It’s a breakneck stop motion journey through the history of civilization via six museum collections—three in London and three in Switzerland.
Presented primarily as stills that flash by at a rate of 24 per second, Bush groups like objects together, “thereby allowing the triumphs of human endeavor to be seen even in far corners of the land, by the bedridden, the infirm and the lazy.”
His sense of humor asserts itself the minute an assortment of ancient shards appear to render themselves into not just a state of wholeness, but an entire up close society in close-up. It doesn’t take long for these vessels’ clashing of warriors to give way to a composite portrait of idle youth, whose flirtations are stoked by a number of manic pipers in rapid succession, and Andy Cowton’s original music and sound design.
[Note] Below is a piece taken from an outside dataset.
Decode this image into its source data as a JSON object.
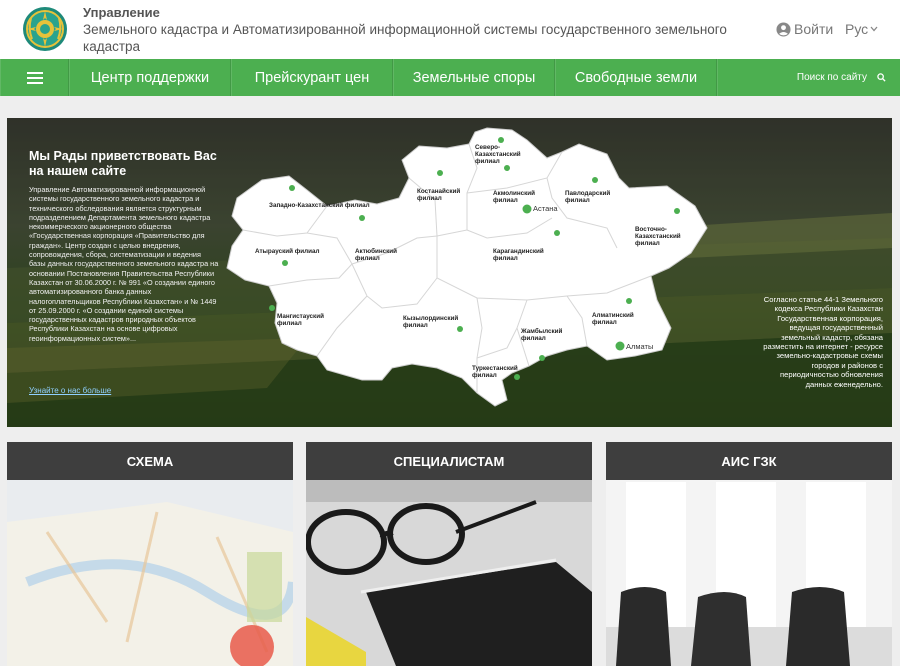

It’s a shock when Bush slows down and pulls back to show the source objects in their museum cases, quiet as a tomb, the sort of display most visitors blow past en route to something sexier, like a dinosaur or a blockbuster exhibit requiring timed entry tickets.
Other highlights include a lively assortments of guns, hats, chairs, and plastic toys.
If you start feeling overwhelmed by the visual intensity, don’t worry. Bush builds in a bit of a breather once you hit the clocks, the bulk of which presumably hail from the Beyer Clock and Watch Museum in Zurich.
The ingenious animated short was 10 years in the making, a fact the artist modestly downplays:
It’s very simple. Simple story, a simple technique and that’s what I like. Poetry should be a little bit stupid. This is what Pushkin says, and I try and make my films a little bit stupid as well.
In addition to the Beyer Clock and Watch Museum, you’ll find the featured artifacts housed in the British Museum, the Victoria and Albert Museum, London’s Museum of the Home (formerly known as the Geffrye Museum) as well as the Lucerne Historical Museum and the Bern Historical Museum.
Expect a much slower experience.
Ayun Halliday is an author, illustrator, theater maker and Chief Primatologist of the East Village Inky zine. Help yourself to her free downloadable poster series, encouraging citizens to wear masks. Follow her @AyunHalliday.